Small sand patches were carried out on the southern part of the site as part of the third phase of scrub clearance in January 2022.  Observations over the next year and half on the sand patches showed very little heather regrowth compared to the surrounding areas where the organic layer was left in situ.  This showed that we had most likely removed most of the heather seed bank when creating the sand patches.

Although the above experiments were small, the marked difference in heather regrowth between just raking off the pine needle layer compared to the sand patching was clear.  Leaving the organic layer may mean more nutrients are present and that for a time, more work may be required to control faster growth of less desirable plant species, but overall, the heather seed bank (and associated mycorrhizal network) is more likely to remain intact and heather growth is stronger.  It would be possible to undertake the removal of the pine needle layer on a larger site with appropriate machinery rather than just by hand but as our site was small, this was a fairly easy task with volunteers.

Engagement Measures

How were the public and others engaged?

Given the removal of scrub and trees on a sensitive site, we had some concerns from the public about what we were doing and why.  We made sure to keep the public informed through on-site poster updates and social media posts to explain our chosen method and the reasons why we were doing the work.  We also informed key local stakeholders before each stage of works.  Overall, the response has been very positive, particularly with the improved access within the site and the reduction in anti-social behaviour.

How were communities/volunteers involved?

COVID restrictions limited the number of events we could hold on site and we were unable to set up a new volunteer group until recently.  Our existing Ainsdale NNR volunteers have undertaken scrub management works throughout the project when restrictions allowed and recently, we have set up a new group dedicated to The Triangle to help with future management.

How were local schools or other organisations involved?

Again, COVID restrictions limited our ability to involve local schools in the project.  However, towards the end of the project, assisted by a local artist, we engaged with a local primary school through a field visit and art class.  The children learnt all about dune heath and the plants and animals that live there as well as what we were doing to look after the site.  The children produced impressive artwork of rabbits, heather, emperor moths and heather Colletes bees.  These were recreated by a local chainsaw artist who carved the images into wood forming part of two new interpretation boards installed on site.

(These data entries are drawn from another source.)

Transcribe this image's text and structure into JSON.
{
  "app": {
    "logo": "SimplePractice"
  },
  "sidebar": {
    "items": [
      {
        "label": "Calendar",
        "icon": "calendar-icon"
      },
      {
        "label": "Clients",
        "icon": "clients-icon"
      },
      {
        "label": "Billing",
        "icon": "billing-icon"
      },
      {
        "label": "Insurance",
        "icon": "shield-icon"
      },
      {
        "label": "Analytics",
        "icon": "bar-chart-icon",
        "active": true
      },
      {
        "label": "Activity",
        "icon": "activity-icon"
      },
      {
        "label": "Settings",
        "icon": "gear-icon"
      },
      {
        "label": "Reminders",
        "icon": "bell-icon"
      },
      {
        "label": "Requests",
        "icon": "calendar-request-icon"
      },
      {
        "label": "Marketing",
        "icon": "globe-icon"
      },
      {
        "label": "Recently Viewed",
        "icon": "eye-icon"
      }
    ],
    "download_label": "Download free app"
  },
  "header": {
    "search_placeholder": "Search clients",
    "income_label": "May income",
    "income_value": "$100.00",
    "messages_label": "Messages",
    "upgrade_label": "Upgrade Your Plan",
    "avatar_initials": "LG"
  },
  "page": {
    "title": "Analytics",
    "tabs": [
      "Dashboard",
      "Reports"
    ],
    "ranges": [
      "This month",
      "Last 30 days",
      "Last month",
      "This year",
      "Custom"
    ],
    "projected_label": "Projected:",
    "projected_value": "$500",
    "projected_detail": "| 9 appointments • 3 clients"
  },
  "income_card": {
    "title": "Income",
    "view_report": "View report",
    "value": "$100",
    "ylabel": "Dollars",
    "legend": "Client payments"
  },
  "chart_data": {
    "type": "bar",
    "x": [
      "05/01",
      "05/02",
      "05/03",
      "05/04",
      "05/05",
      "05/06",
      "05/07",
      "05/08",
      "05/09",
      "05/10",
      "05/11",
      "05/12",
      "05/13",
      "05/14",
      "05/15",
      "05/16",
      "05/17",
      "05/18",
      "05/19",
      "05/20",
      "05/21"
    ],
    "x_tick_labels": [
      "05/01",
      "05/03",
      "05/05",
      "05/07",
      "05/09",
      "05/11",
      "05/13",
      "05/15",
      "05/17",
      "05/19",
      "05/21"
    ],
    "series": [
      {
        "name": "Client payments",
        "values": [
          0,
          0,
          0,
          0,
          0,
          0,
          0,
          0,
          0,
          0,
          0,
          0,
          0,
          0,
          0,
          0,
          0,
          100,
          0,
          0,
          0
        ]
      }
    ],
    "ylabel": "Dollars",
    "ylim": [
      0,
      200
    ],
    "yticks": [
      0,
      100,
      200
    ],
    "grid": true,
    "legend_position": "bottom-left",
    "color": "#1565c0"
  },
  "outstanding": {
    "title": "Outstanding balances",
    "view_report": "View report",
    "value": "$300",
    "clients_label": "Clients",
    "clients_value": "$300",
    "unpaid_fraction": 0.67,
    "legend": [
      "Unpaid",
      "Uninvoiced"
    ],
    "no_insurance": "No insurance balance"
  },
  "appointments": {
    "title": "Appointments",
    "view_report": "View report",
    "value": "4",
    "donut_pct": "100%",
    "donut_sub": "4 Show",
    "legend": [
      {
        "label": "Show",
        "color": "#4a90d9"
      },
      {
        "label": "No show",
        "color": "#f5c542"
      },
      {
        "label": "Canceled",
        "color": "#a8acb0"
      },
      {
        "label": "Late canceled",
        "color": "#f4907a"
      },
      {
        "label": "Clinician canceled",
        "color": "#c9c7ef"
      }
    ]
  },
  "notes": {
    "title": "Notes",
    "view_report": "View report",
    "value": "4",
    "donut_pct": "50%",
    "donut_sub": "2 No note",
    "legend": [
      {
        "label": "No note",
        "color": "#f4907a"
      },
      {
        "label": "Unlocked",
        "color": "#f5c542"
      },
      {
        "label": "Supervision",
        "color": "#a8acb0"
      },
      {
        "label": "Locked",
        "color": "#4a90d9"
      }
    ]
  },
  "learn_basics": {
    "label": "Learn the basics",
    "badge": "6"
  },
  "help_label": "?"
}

Is the intervention working?

Please describe how. What has changed?

Yes, heather regrowth (and other heathland plants) has been rapid and more extensive than we had hoped.  Scrub and tree seedling regrowth is an ongoing issue and is being kept under control by volunteers to prevent it from reinvading the heath.

Media

Images
Scrub and birch trees growing on the heath
Before restoration in October 2019 – northern part of The Triangle
A dirt path runs though an area of scrub and trees
Before restoration in October 2019 – southern part of The Triangle
A digger removes small trees from the heath
Mechanical removal of mostly conifers on the northern part of the site
A digger removes birch trees and places them in a pile
Mechanical removal of mostly birch on the southern part of the site
People work to remove pine needles from the heath with rakes and other equipment
Volunteers raking pine needles – August 2021
A map of heather regrowth. The left side has less growth and is labelled 'not raked'. The right has more growth and is labelled 'raked'. There is a dotted line separating the two sides
Heather regrowth a year on following the pine needle raking experiment – August 2022
Dune heath with grasses, ragwort, heather and scrub
The Triangle in August 2022
The heath with small birch saplings and broom growth
Volunteers keeping on top of the birch and broom regrowth on the southern part of the site – November 2023
An interpretation sign mounted on carved wooden poles. The carvings include insects and plants found in the area
The Triangle interpretation board community art project